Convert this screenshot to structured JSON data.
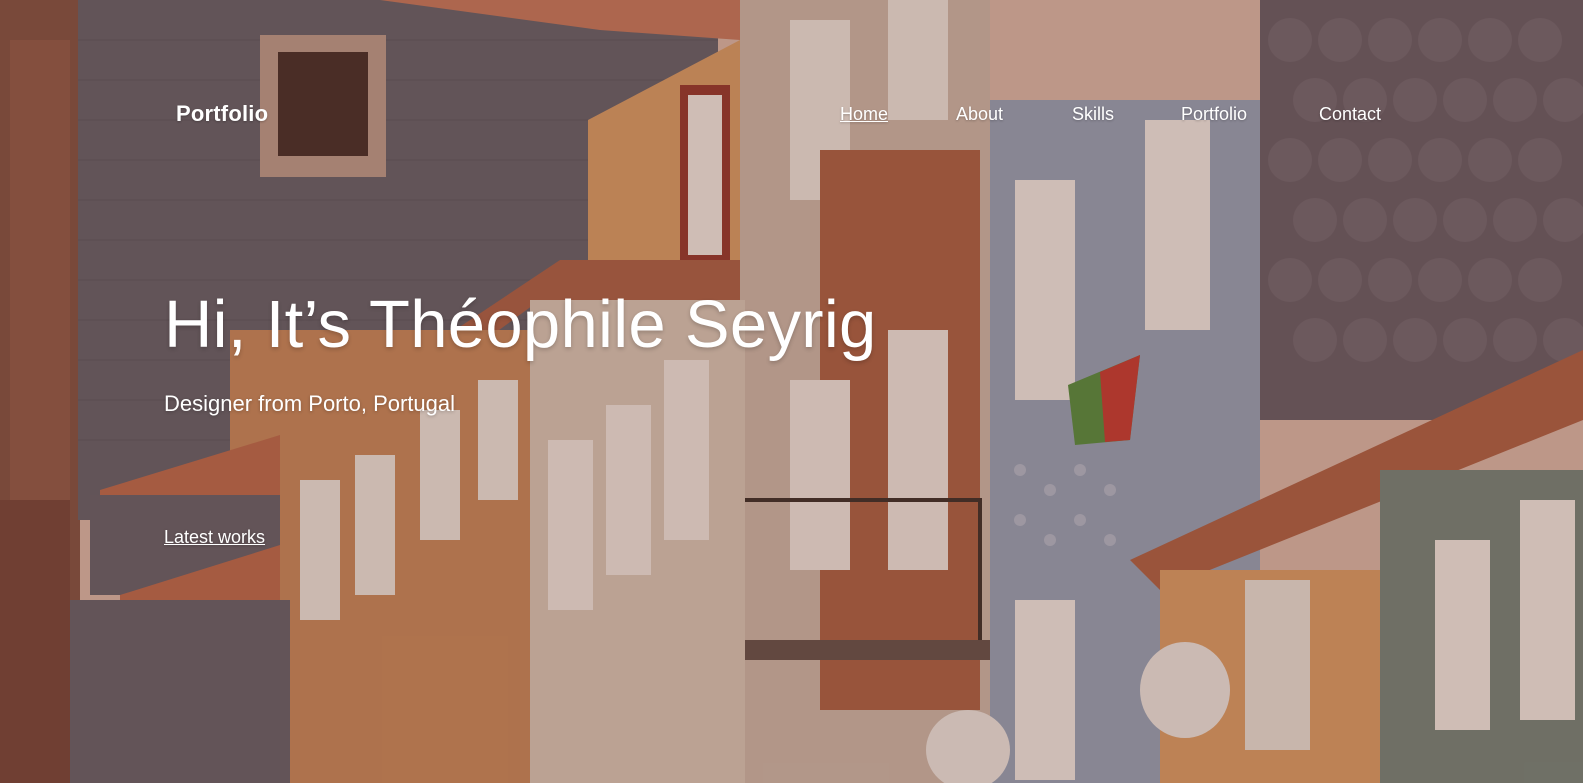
{
  "brand": {
    "logo_text": "Portfolio"
  },
  "nav": {
    "items": [
      {
        "label": "Home",
        "active": true
      },
      {
        "label": "About",
        "active": false
      },
      {
        "label": "Skills",
        "active": false
      },
      {
        "label": "Portfolio",
        "active": false
      },
      {
        "label": "Contact",
        "active": false
      }
    ]
  },
  "hero": {
    "headline": "Hi, It’s Théophile Seyrig",
    "subtitle": "Designer from Porto, Portugal",
    "cta_label": "Latest works",
    "background_image": "street-facades-photo",
    "overlay_color": "#784637"
  },
  "colors": {
    "text": "#ffffff"
  }
}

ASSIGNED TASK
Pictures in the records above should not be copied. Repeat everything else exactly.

RESPONSE TO THIS EXERCISE
Convert this screenshot to structured JSON data.
{
  "brand": {
    "logo_text": "Portfolio"
  },
  "nav": {
    "items": [
      {
        "label": "Home",
        "active": true
      },
      {
        "label": "About",
        "active": false
      },
      {
        "label": "Skills",
        "active": false
      },
      {
        "label": "Portfolio",
        "active": false
      },
      {
        "label": "Contact",
        "active": false
      }
    ]
  },
  "hero": {
    "headline": "Hi, It’s Théophile Seyrig",
    "subtitle": "Designer from Porto, Portugal",
    "cta_label": "Latest works",
    "background_image": "street-facades-photo",
    "overlay_color": "#784637"
  },
  "colors": {
    "text": "#ffffff"
  }
}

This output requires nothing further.